Dr Bingchun Meng talks to Dr Catherine Xiang about her research in communication governance and media production in the context of globalization and technological shifts.They also discuss the empowering potential of digital networks in new communicative practices, and the obstacles to this empowerment.

Children's Rights in the Digital Age - Sonia Livingstone Public Lecture

Recorded on 11 February 2015, Sonia Livingstone explored whether children’s rights are enhanced or undermined by access to the internet. A blog post by Professor Livingstone also entitled Children’s Rights in the Digital Age can be viewed at the LSE Media Policy Project blog.

Gearty Grilling: Sonia Livingstone - are our children safe online?

Sonia Livingstone, Professor of Social Psychology in the Department of Media and Communications, discusses the challenges of keeping children safe online.

Gearty Grilling: Lilie Chouliaraki on Media Ethics & Humanitarianism

Professor Lilie Chouliaraki discusses the moral implications of the use of celebrities by humanitarian organisations.

Polis

What is quality journalism? The most important question for news organisations today, but do we know what it means?
Quality is the key word for journalism right now, but it can mean nothing. At a recent Google Newsgeist conference in Lisbon of 150+ journalism and tech people it threaded its way through the conversations about how ‘good’ journalism can survive and thrive in an age of misinformation, competition and distraction. Here’s some thoughts sparked by that gathering. Most of […]

Is 2018 when the relationship between publishers and platforms changes forever?
This is the longer version of an article that first appeared in Inpublishing Magazine, by Professor Charlie Beckett @CharlieBeckett Is 2018 the year when the publisher/platform relationship is turned on its head? Is this the moment when policy-makers change the balance of power between the tech giants and the content creators?
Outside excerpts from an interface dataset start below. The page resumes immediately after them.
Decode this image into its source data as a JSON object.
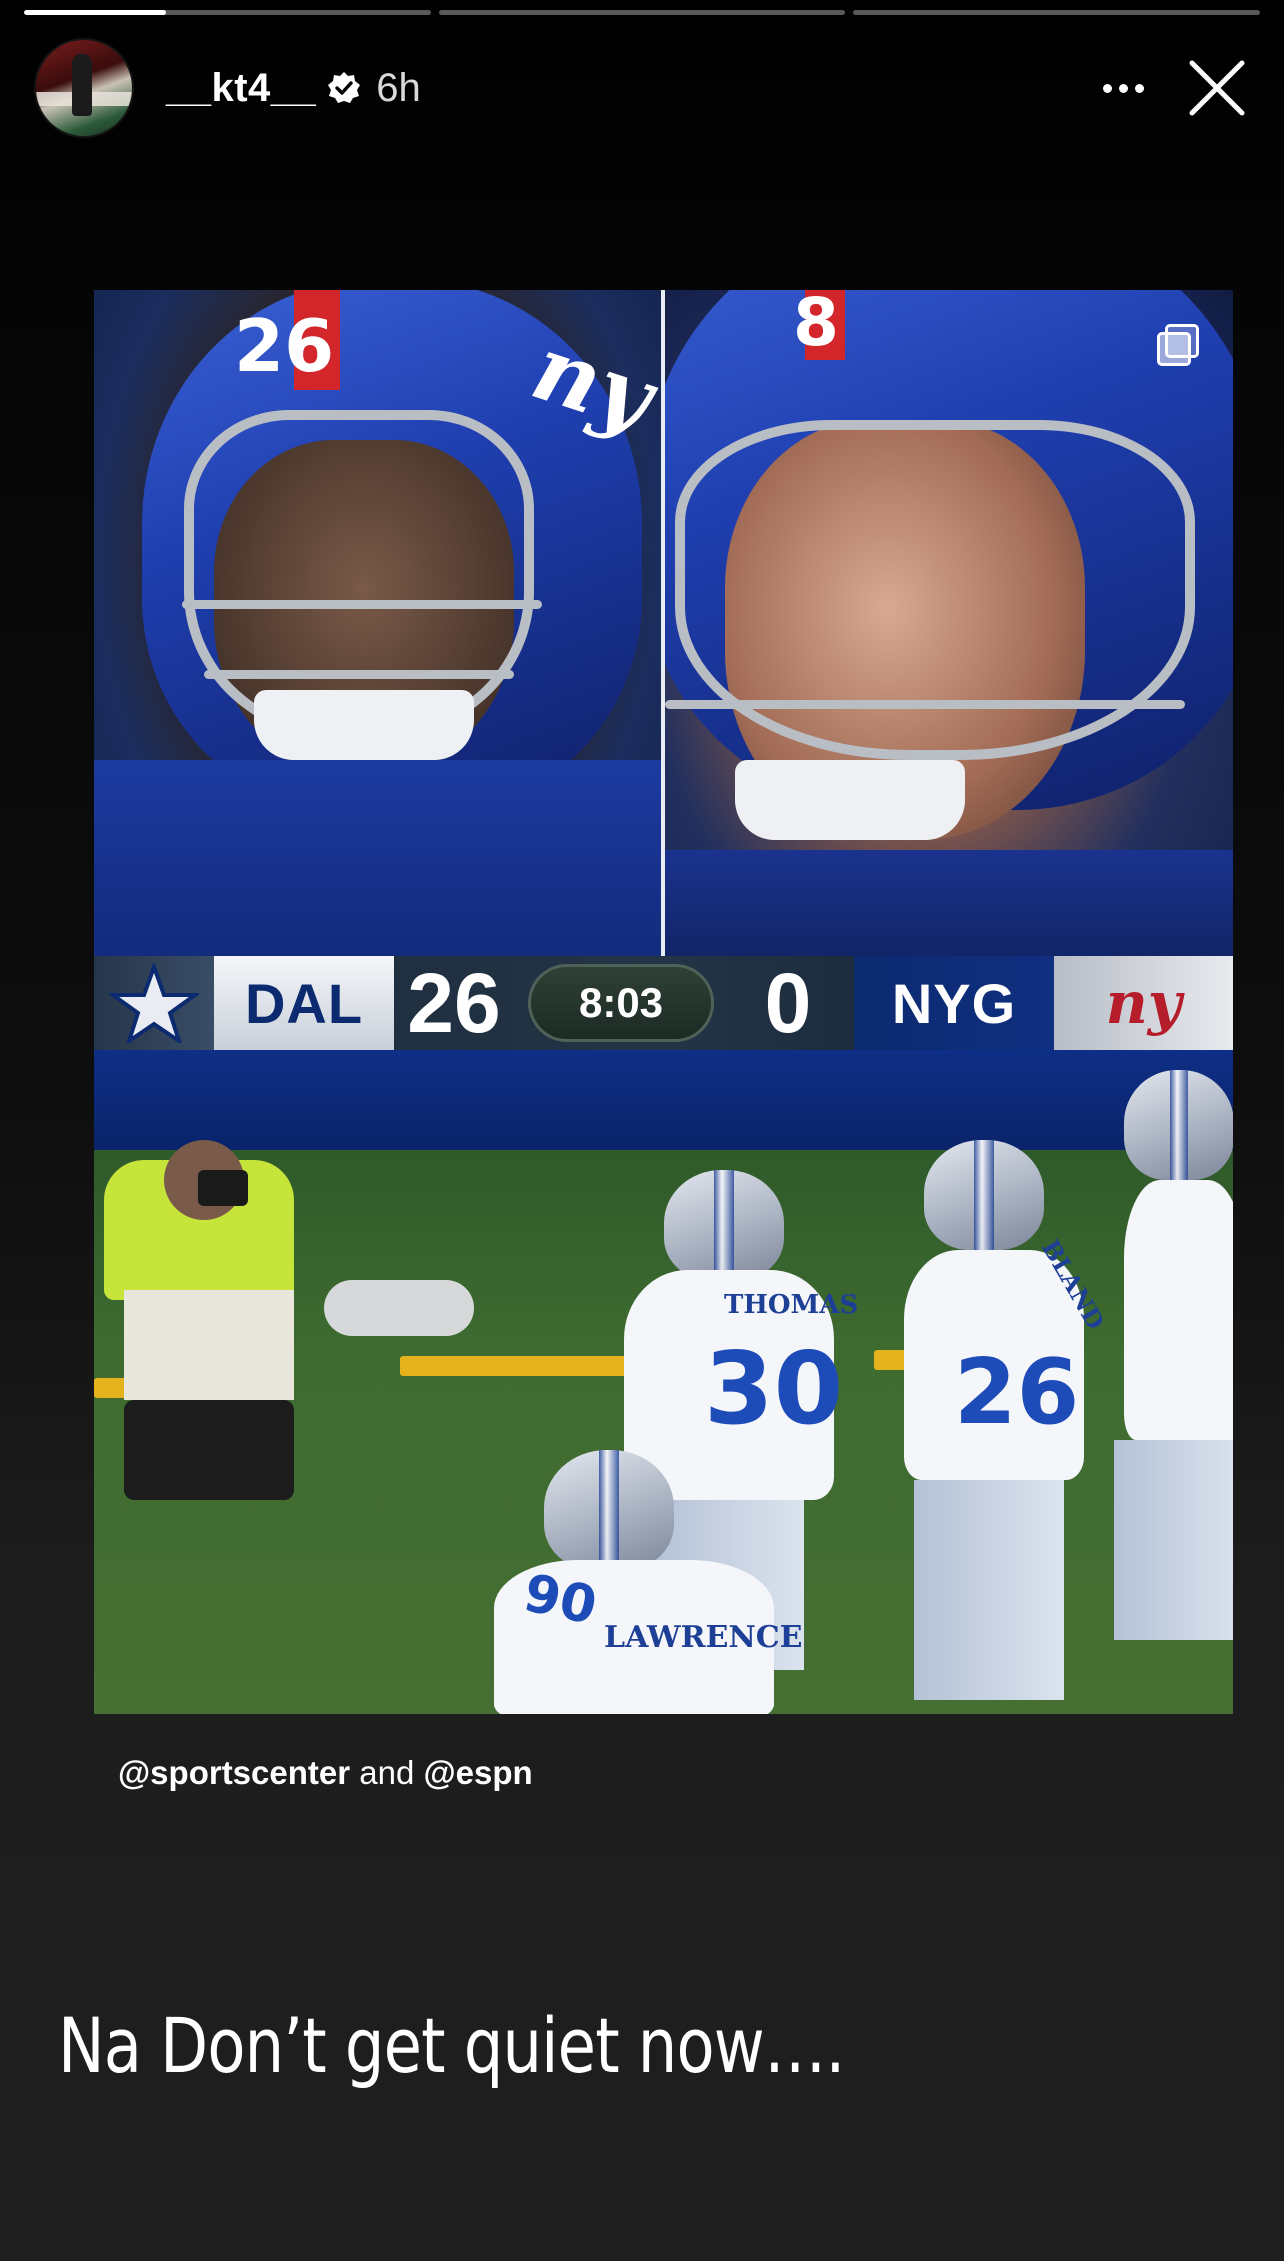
{
  "progress": {
    "segments": 3,
    "active_index": 0,
    "active_fill": 0.35
  },
  "header": {
    "username": "__kt4__",
    "verified": true,
    "time_ago": "6h",
    "more_icon": "more-horizontal-icon",
    "close_icon": "close-icon"
  },
  "shared_post": {
    "left_helmet_number": "26",
    "right_helmet_number": "8",
    "scorebug": {
      "away_team": "DAL",
      "away_score": "26",
      "clock": "8:03",
      "home_score": "0",
      "home_team": "NYG",
      "home_logo_text": "ny"
    },
    "players": {
      "thomas": {
        "name": "THOMAS",
        "number": "30"
      },
      "lawrence": {
        "name": "LAWRENCE",
        "number": "90"
      },
      "bland": {
        "name": "BLAND",
        "number": "26"
      }
    },
    "mentions": {
      "first": "@sportscenter",
      "joiner": "and",
      "second": "@espn"
    }
  },
  "story_text": "Na Don’t get quiet now….",
  "colors": {
    "giants_blue": "#1f3fb0",
    "giants_red": "#d3262b",
    "cowboys_navy": "#0b2a6f",
    "field_green": "#3e6b30"
  }
}
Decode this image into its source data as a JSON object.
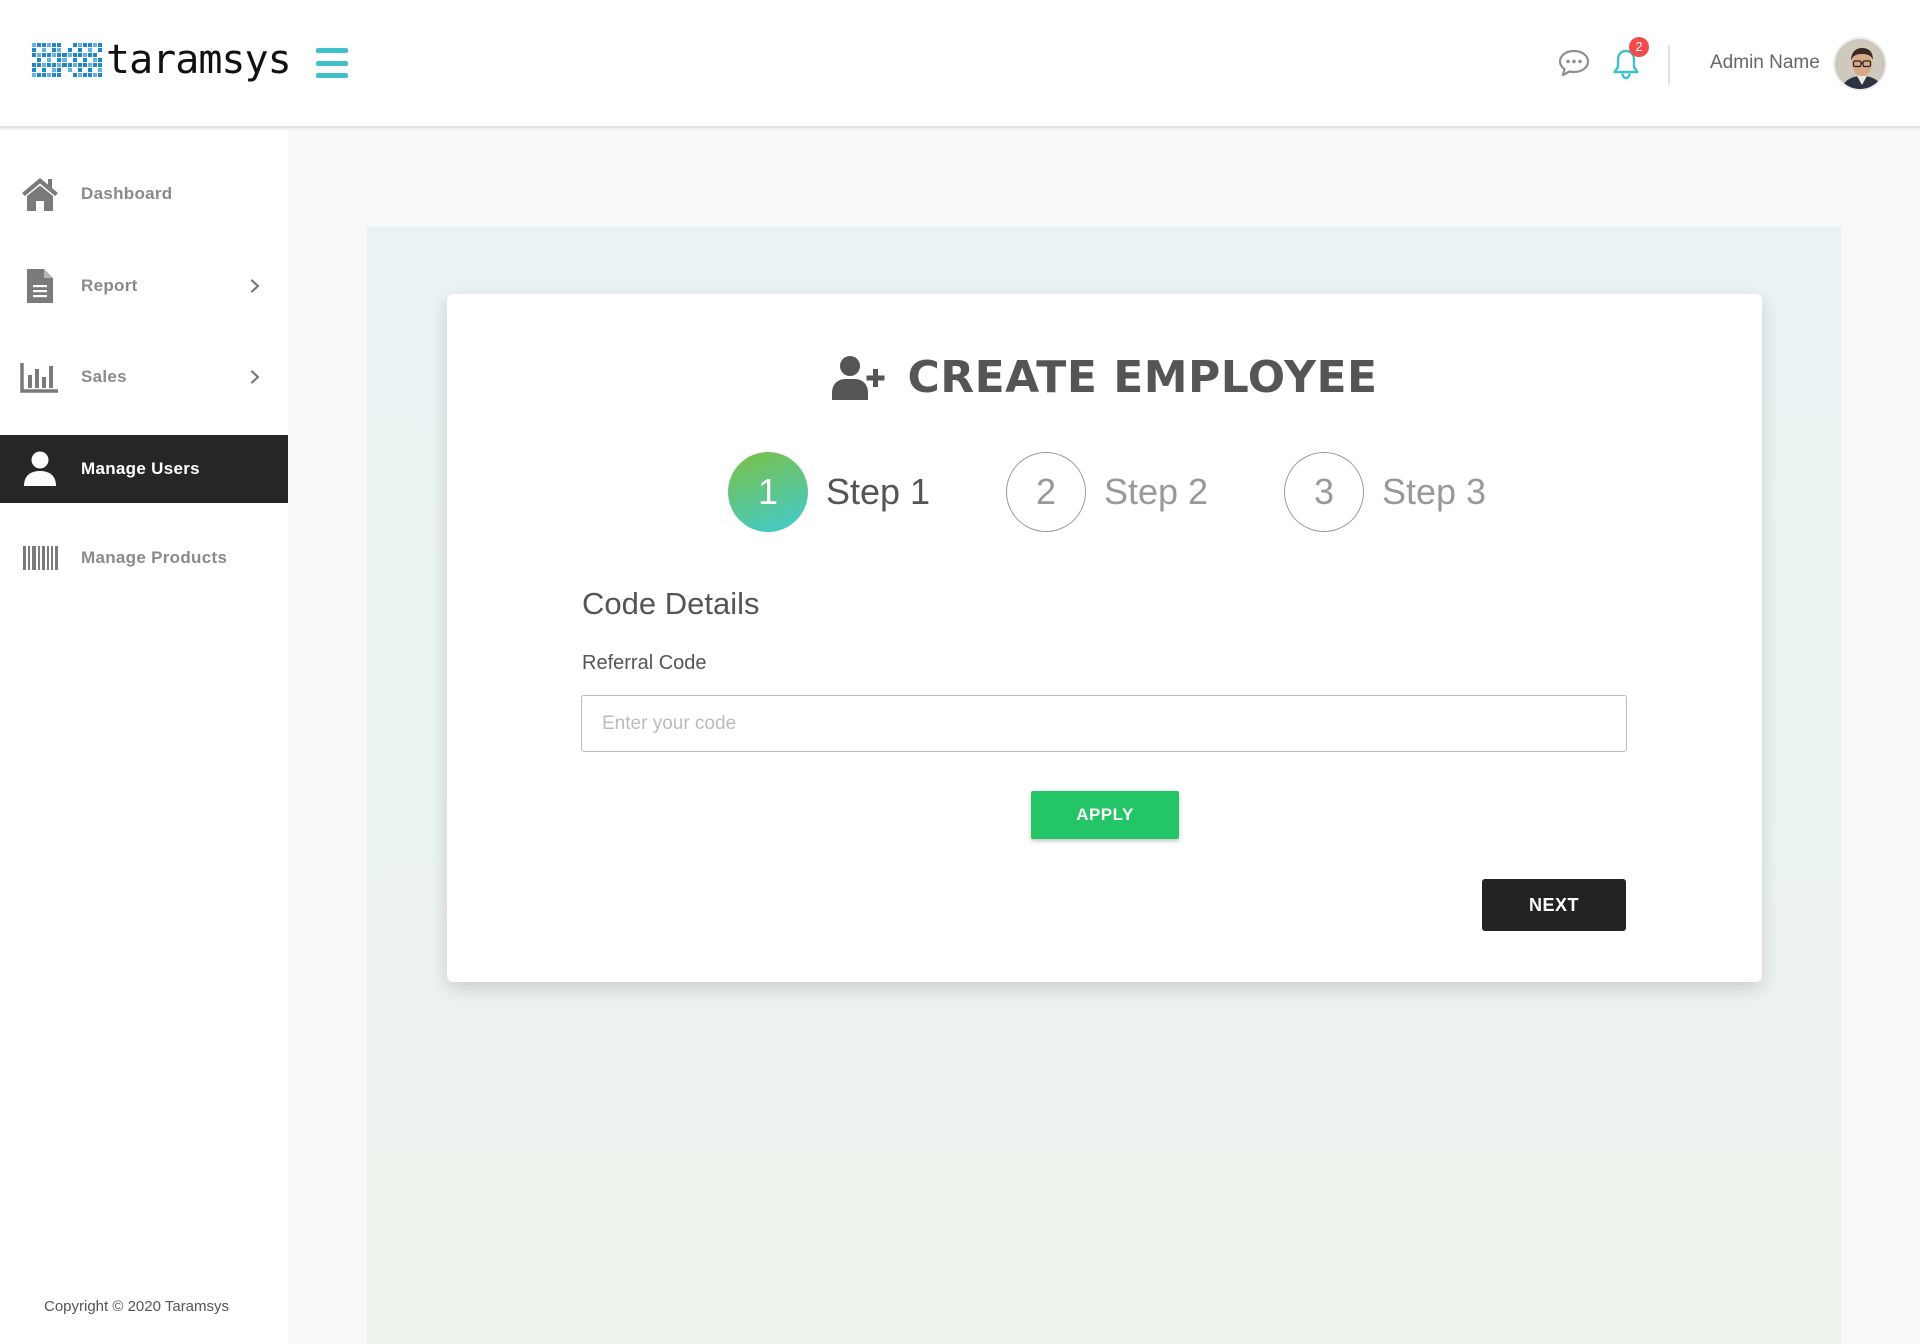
{
  "header": {
    "logo_text": "taramsys",
    "menu_icon": "hamburger-icon",
    "chat_icon": "chat-icon",
    "notification_icon": "bell-icon",
    "notification_count": "2",
    "admin_name": "Admin Name",
    "accent_color": "#3fc1c9",
    "badge_color": "#f14b4b"
  },
  "sidebar": {
    "items": [
      {
        "label": "Dashboard",
        "icon": "home-icon",
        "has_submenu": false,
        "active": false
      },
      {
        "label": "Report",
        "icon": "document-icon",
        "has_submenu": true,
        "active": false
      },
      {
        "label": "Sales",
        "icon": "bar-chart-icon",
        "has_submenu": true,
        "active": false
      },
      {
        "label": "Manage Users",
        "icon": "user-icon",
        "has_submenu": false,
        "active": true
      },
      {
        "label": "Manage Products",
        "icon": "barcode-icon",
        "has_submenu": false,
        "active": false
      }
    ],
    "active_color": "#262626",
    "copyright": "Copyright © 2020 Taramsys"
  },
  "form": {
    "title": "CREATE EMPLOYEE",
    "title_icon": "user-plus-icon",
    "steps": [
      {
        "number": "1",
        "label": "Step 1",
        "active": true
      },
      {
        "number": "2",
        "label": "Step 2",
        "active": false
      },
      {
        "number": "3",
        "label": "Step 3",
        "active": false
      }
    ],
    "section_title": "Code Details",
    "referral_label": "Referral Code",
    "referral_value": "",
    "referral_placeholder": "Enter your code",
    "apply_label": "APPLY",
    "next_label": "NEXT",
    "apply_color": "#24c566",
    "next_color": "#222222"
  }
}
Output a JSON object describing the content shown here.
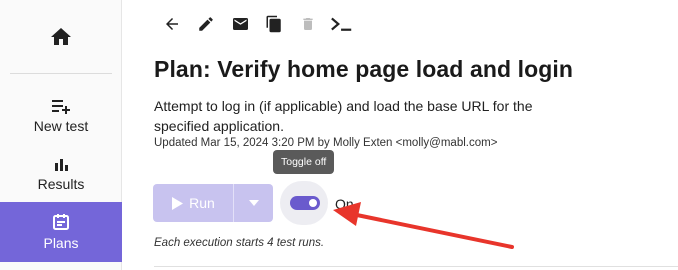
{
  "sidebar": {
    "home_icon": "home-icon",
    "items": [
      {
        "label": "New test",
        "icon": "playlist-add-icon",
        "active": false
      },
      {
        "label": "Results",
        "icon": "bar-chart-icon",
        "active": false
      },
      {
        "label": "Plans",
        "icon": "calendar-icon",
        "active": true
      }
    ]
  },
  "toolbar": {
    "icons": [
      "arrow-left-icon",
      "pencil-icon",
      "envelope-icon",
      "copy-icon",
      "trash-icon",
      "terminal-icon"
    ],
    "disabled": [
      "trash-icon"
    ]
  },
  "plan": {
    "title": "Plan: Verify home page load and login",
    "description": "Attempt to log in (if applicable) and load the base URL for the specified application.",
    "updated": "Updated Mar 15, 2024 3:20 PM by Molly Exten <molly@mabl.com>"
  },
  "tooltip": {
    "text": "Toggle off"
  },
  "run": {
    "label": "Run",
    "state": "disabled"
  },
  "toggle": {
    "state_label": "On",
    "on": true
  },
  "execution_note": "Each execution starts 4 test runs.",
  "colors": {
    "accent": "#6a5acd",
    "active_nav": "#7466d9",
    "disabled_button": "#c8c3ef",
    "annotation_arrow": "#e8352b"
  }
}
Recent years have been tough on publishers as the […]

 

Parenting for a Digital Future

3-and-a-half reasons why a TV show does not result in an increase in suicide attempts and ideation
Last summer, Netflix’s show 13 Reasons Why caused public concern about the risk of suicide contagion among teenagers – particularly in those who have suicidal thoughts. The show portrays the suicide and aftermath of a teenage girl who documents her reasons for the suicide in a series of audiotapes. Psychotherapists, school social workers and teachers expressed apprehension about the show […]

The European Strategy for a Better Internet for Children
Professor Brian O’Neill is Director of Research, Enterprise and Innovation and Dean of the Graduate Research School at the Dublin Institute of Technology, and co-author of the recently-published report The Better Internet for Kids Policy Map: Implementing the European Strategy for a Better Internet for Children in European Member States. This blog, originally written for the Media Policy Project, provides a comprehensive survey of the […]

 

Media Policy Project 

Collateral Damage: How algorithms to counter “fake news” threaten citizen media in Bulgaria
Julia Rone, Visiting Fellow at the Centre for Advanced Internet Studies (CAIS) in Bochum, Germany, here reflects on some of the implications of Facebook’s recent changes to its News Feed algorithm as they relate to Bulgaria. In January 2018 Facebook announced changes in its News Feed algorithm designed to curb the spread of “fake news” by prioritizing personal content at […]

Why Tech Markets Are Winner-Take-All
Once a company dominates a technology market, it is almost impossible to displace, writes Patrick Barwise, Emeritus Professor of Management and Marketing at London Business School, and contributor (with Leo Watkins) to Digital Dominance: the Power of Google, Amazon, Facebook and Apple, recently launched at LSE. Their chapter can be accessed here.  ‘Competition is for losers. If you want to […]